However, the same analyst also noted that one could argue that a smaller, but fast-growing, company should trade at a narrower û if any - discount to it larger peers. Here, the Mahindra name should help as it provides a degree of comfort that the management will be able to deliver on its business plans and projections, given that Mahindra has a strong track record in that respect with other group companies.
In fiscal 2006, which ended on March 31, 2006, Tech Mahindra posted a 130% jump in net profit to Rs2.35 billion ($50 million), following a 61% net profit increase in the previous fiscal year. Based on the syndicate forecasts, the bottom line will grow by at least 40% in the current fiscal year.
Revenues improved by 31% to Rs12.4 billion ($266 million) in the most recent fiscal year.
ôWhile mid-cap companies arenÆt doing great right now, technology as a sector is looked upon as a defensive industry and it also has a low correlation with high oil prices. So, if the management has a clear and concise picture of next year to present to investors, I think it should do okay,ö says one market watcher, adding that the indicated valuations are by no means exorbitant.
The company, formerly known as Mahindra-British Telecom Ltd., seeks to cash in on expectations that global spending in the telecom industry will continue to grow at a steady pace, driven by the migration to next generation networks. The growing amount of offshore outsourcing û particularly to India û is also underpinning total industry investments, it said.
Ovum Research projects that spending on IT and software by telecom operators will increase at a compound annual growth rate of 5.8% from $30.6 billion in 2005 to $38.4 billion in 2009.
At the same time, telecom equipment manufacturers are expected to continue to spend to support a CAGR of 3% in revenue in that same period to $347 billion in 2009, given the technology intensive nature of the business and the amount of money historically spent on research and development by the leading players.
Given its ties to BT, the company still derives about three quarters of its revenues from Europe, with BT alone accounting for 69% in the last fiscal year û an obvious risk factor should BT for some reason decide to cut back on IT spending or shift to another provider. However, for the time being it also provides a certain stability to the earnings base.
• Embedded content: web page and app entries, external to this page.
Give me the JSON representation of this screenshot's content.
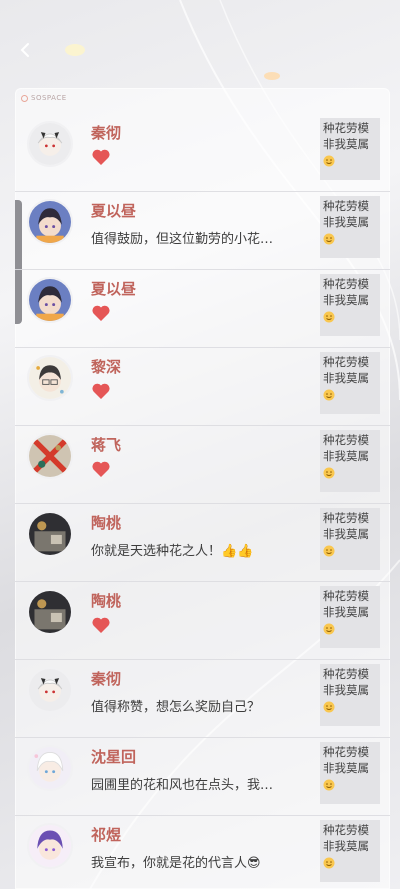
{
  "header": {
    "back_icon": "chevron-left-icon",
    "panel_tag": "SOSPACE"
  },
  "colors": {
    "name": "#c0645c",
    "heart": "#e55656",
    "tile_bg": "#e3e3e6"
  },
  "tile": {
    "line1": "种花劳模",
    "line2": "非我莫属",
    "icon": "smile-emoji-icon"
  },
  "rows": [
    {
      "name": "秦彻",
      "type": "heart",
      "avatar": "white-hair-horns"
    },
    {
      "name": "夏以昼",
      "type": "text",
      "message": "值得鼓励，但这位勤劳的小花…",
      "avatar": "dark-hair-boy"
    },
    {
      "name": "夏以昼",
      "type": "heart",
      "avatar": "dark-hair-boy"
    },
    {
      "name": "黎深",
      "type": "heart",
      "avatar": "glasses-boy"
    },
    {
      "name": "蒋飞",
      "type": "heart",
      "avatar": "red-x-pattern"
    },
    {
      "name": "陶桃",
      "type": "text",
      "message": "你就是天选种花之人！",
      "emoji": "👍👍",
      "avatar": "dark-photo"
    },
    {
      "name": "陶桃",
      "type": "heart",
      "avatar": "dark-photo"
    },
    {
      "name": "秦彻",
      "type": "text",
      "message": "值得称赞，想怎么奖励自己？",
      "avatar": "white-hair-horns"
    },
    {
      "name": "沈星回",
      "type": "text",
      "message": "园圃里的花和风也在点头，我…",
      "avatar": "white-hair-boy"
    },
    {
      "name": "祁煜",
      "type": "text",
      "message": "我宣布，你就是花的代言人",
      "emoji": "😎",
      "avatar": "purple-hair-boy"
    }
  ]
}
However, the company is trying to offset its strong dependence on a limited number of clients û the five largest accounts generate 85% of revenues û and in recent years it has seen rapid growth in the US and in Asia Pacific. It now has clients in more than 40 countries, including Singapore, Australia, Taiwan, Indonesia and India. North America has seen its share of total revenues grow to 18% in fiscal 2006 from 10% two years earlier.
According to the National Association of Software and Service Companies, Tech Mahindra is IndiaÆs eighth largest provider of IT software and services in terms of export revenues, although the fact that it focuses solely on the telecom industry does make it quite unique among its peers.
According to the draft listing document, it also wants to expand the breadth of services on we offer and focus more on higher value added services such as managed platforms, managed services and consulting, which tend to be more long-term in nature. While the company has historically expanded only through organic growth, the acquisition of Axes in 2005 did mark a start of what is likely to be more acquisitions, joint ventures and strategic initiatives, the company says.
Axes offers various services to telecom equipment manufactures and significantly helped strengthen this part of the companyÆs business when it was bought last year.
About 27.3% of the total share issue has been set aside for retail investors, while 54.5% is expected to be sold to qualified institutional buyers. The rest will go to non-institutional investors and employees of the company.
The order books will stay open until August 4 and the shares are expected to start trading on August 23.